Work instruction: Scan the data, and whenever a line contains "Figure", copy it.
"""
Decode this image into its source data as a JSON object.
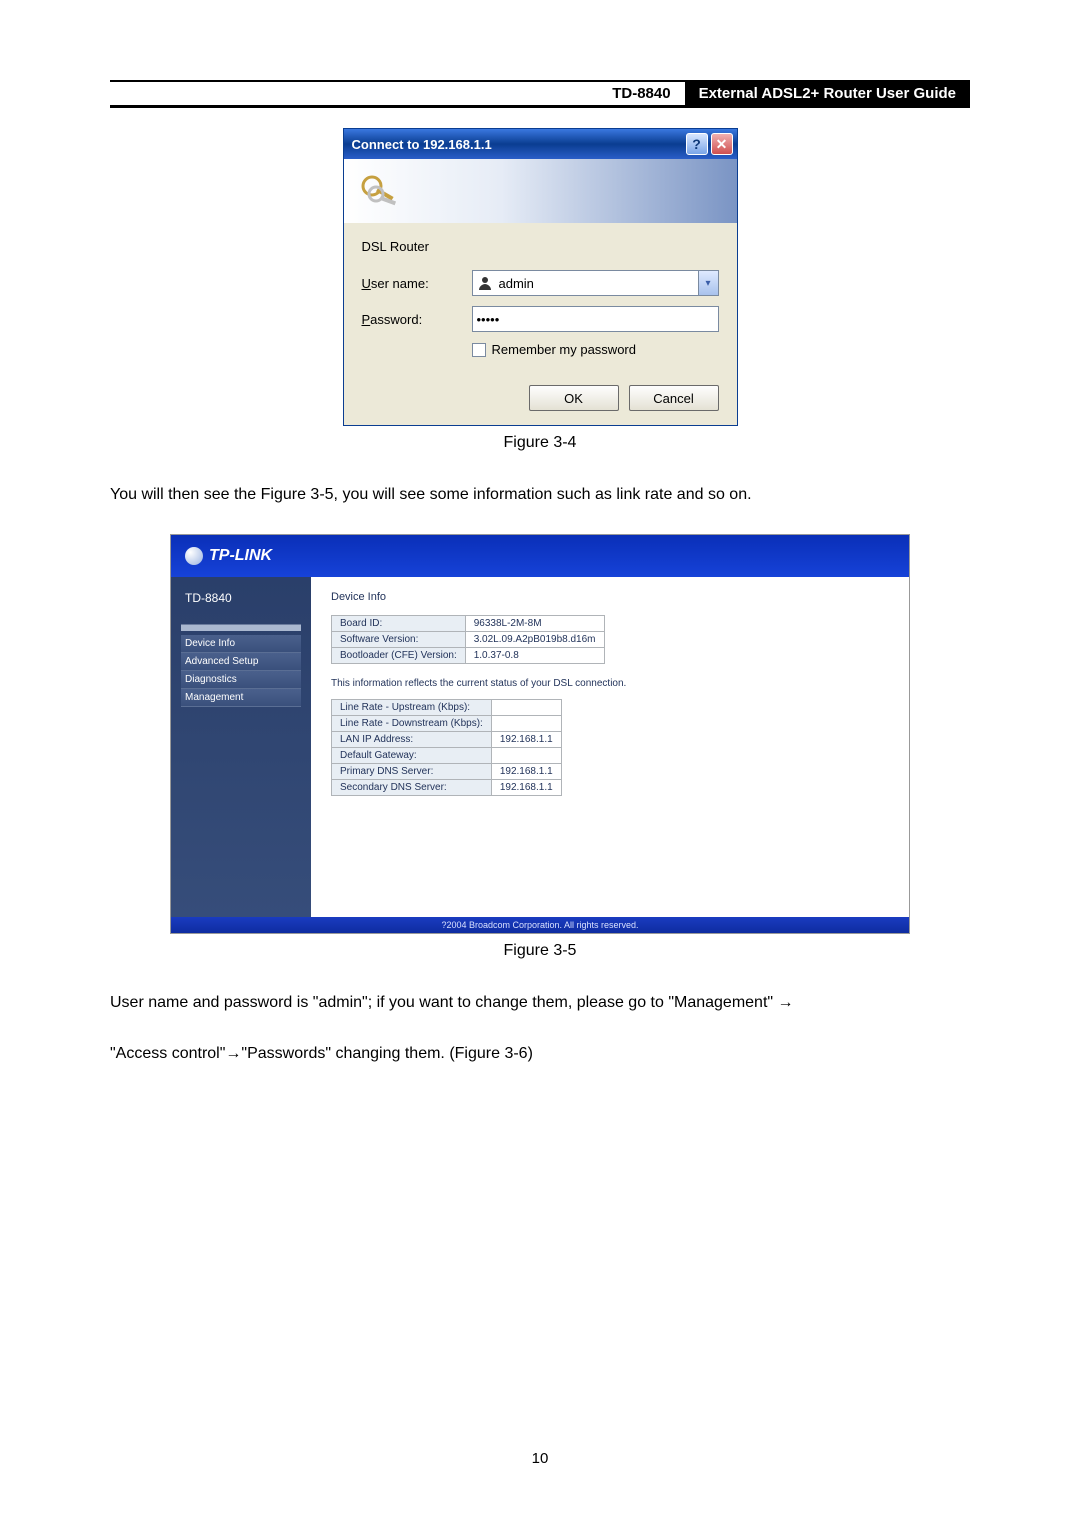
{
  "header": {
    "model": "TD-8840",
    "title": "External  ADSL2+  Router  User  Guide"
  },
  "auth_dialog": {
    "title": "Connect to 192.168.1.1",
    "help_symbol": "?",
    "close_symbol": "✕",
    "section_label": "DSL Router",
    "username_label_prefix": "U",
    "username_label_rest": "ser name:",
    "username_value": "admin",
    "password_label_prefix": "P",
    "password_label_rest": "assword:",
    "password_value": "•••••",
    "remember_prefix": "R",
    "remember_rest": "emember my password",
    "ok_label": "OK",
    "cancel_label": "Cancel",
    "dropdown_symbol": "▾"
  },
  "caption1": "Figure 3-4",
  "para1": "You will then see the Figure 3-5, you will see some information such as link rate and so on.",
  "tp": {
    "brand": "TP-LINK",
    "model": "TD-8840",
    "nav": {
      "item1": "Device Info",
      "item2": "Advanced Setup",
      "item3": "Diagnostics",
      "item4": "Management"
    },
    "content_heading": "Device Info",
    "sys_table": {
      "r1k": "Board ID:",
      "r1v": "96338L-2M-8M",
      "r2k": "Software Version:",
      "r2v": "3.02L.09.A2pB019b8.d16m",
      "r3k": "Bootloader (CFE) Version:",
      "r3v": "1.0.37-0.8"
    },
    "note": "This information reflects the current status of your DSL connection.",
    "conn_table": {
      "r1k": "Line Rate - Upstream (Kbps):",
      "r1v": "",
      "r2k": "Line Rate - Downstream (Kbps):",
      "r2v": "",
      "r3k": "LAN IP Address:",
      "r3v": "192.168.1.1",
      "r4k": "Default Gateway:",
      "r4v": "",
      "r5k": "Primary DNS Server:",
      "r5v": "192.168.1.1",
      "r6k": "Secondary DNS Server:",
      "r6v": "192.168.1.1"
    },
    "footer": "?2004 Broadcom Corporation. All rights reserved."
  },
  "caption2": "Figure 3-5",
  "para2a": "User name and password is \"admin\"; if you want to change them, please go to \"Management\" ",
  "arrow": "→",
  "para3a": "\"Access control\"",
  "para3b": "\"Passwords\" changing them. (Figure 3-6)",
  "page_number": "10"
}
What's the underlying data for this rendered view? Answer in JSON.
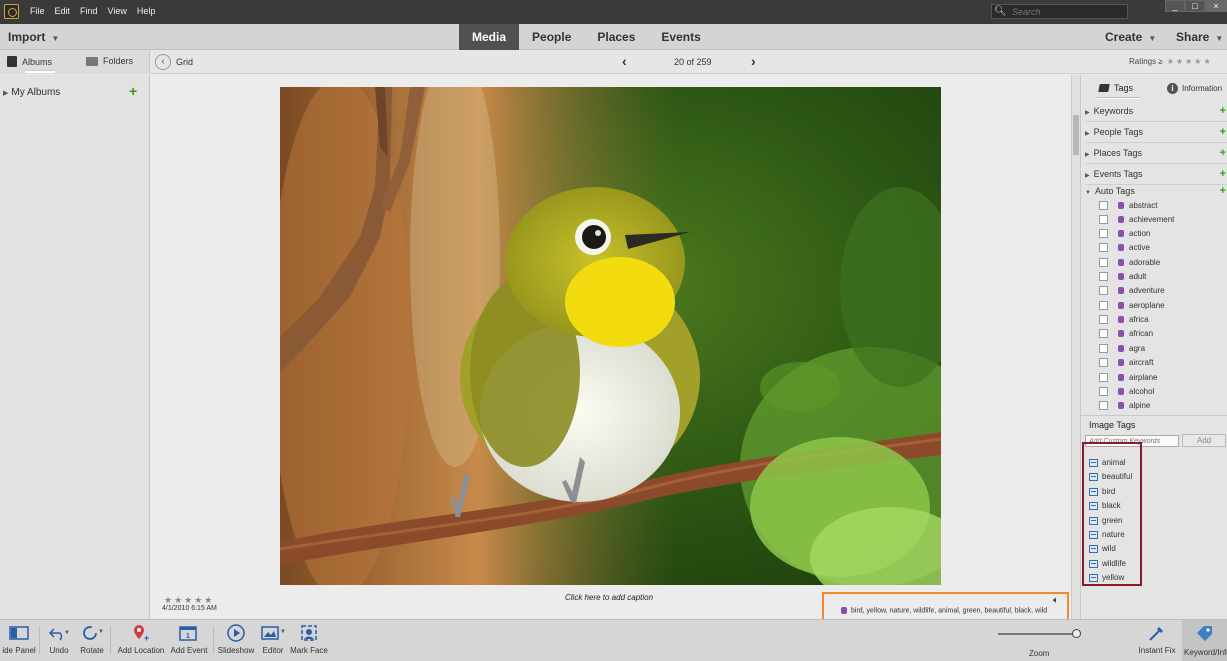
{
  "menubar": {
    "items": [
      "File",
      "Edit",
      "Find",
      "View",
      "Help"
    ],
    "search_placeholder": "Search",
    "window_controls": [
      "_",
      "□",
      "×"
    ]
  },
  "toolbar": {
    "import_label": "Import",
    "tabs": [
      "Media",
      "People",
      "Places",
      "Events"
    ],
    "active_tab": "Media",
    "create_label": "Create",
    "share_label": "Share"
  },
  "subbar": {
    "albums_tab": "Albums",
    "folders_tab": "Folders",
    "grid_label": "Grid",
    "page_counter": "20 of 259",
    "ratings_label": "Ratings ≥",
    "ratings_stars": "★★★★★"
  },
  "left_panel": {
    "my_albums": "My Albums",
    "add_icon": "+"
  },
  "photo": {
    "stars": "★★★★★",
    "datetime": "4/1/2010 6:15 AM",
    "caption_placeholder": "Click here to add caption",
    "tag_line": "bird, yellow, nature, wildlife, animal, green, beautiful, black, wild"
  },
  "right_panel": {
    "tags_tab": "Tags",
    "info_tab": "Information",
    "categories": [
      "Keywords",
      "People Tags",
      "Places Tags",
      "Events Tags",
      "Auto Tags"
    ],
    "auto_tags": [
      "abstract",
      "achievement",
      "action",
      "active",
      "adorable",
      "adult",
      "adventure",
      "aeroplane",
      "africa",
      "african",
      "agra",
      "aircraft",
      "airplane",
      "alcohol",
      "alpine"
    ],
    "image_tags_header": "Image Tags",
    "keyword_placeholder": "Add Custom Keywords",
    "add_button": "Add",
    "image_tags": [
      "animal",
      "beautiful",
      "bird",
      "black",
      "green",
      "nature",
      "wild",
      "wildlife",
      "yellow"
    ]
  },
  "bottombar": {
    "hide_panel": "ide Panel",
    "undo": "Undo",
    "rotate": "Rotate",
    "add_location": "Add Location",
    "add_event": "Add Event",
    "slideshow": "Slideshow",
    "editor": "Editor",
    "mark_face": "Mark Face",
    "zoom": "Zoom",
    "instant_fix": "Instant Fix",
    "keyword_info": "Keyword/Info"
  },
  "colors": {
    "accent_green": "#3a9a1a",
    "tag_strip_border": "#f08a2a",
    "image_tags_border": "#8a1c2a",
    "active_tab_bg": "#505050"
  }
}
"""
Problem solution:
  "caption1": "Figure 3-4",
  "para1": "You will then see the Figure 3-5, you will see some information such as link rate and so on.",
  "caption2": "Figure 3-5",
  "para3b": "\"Passwords\" changing them. (Figure 3-6)",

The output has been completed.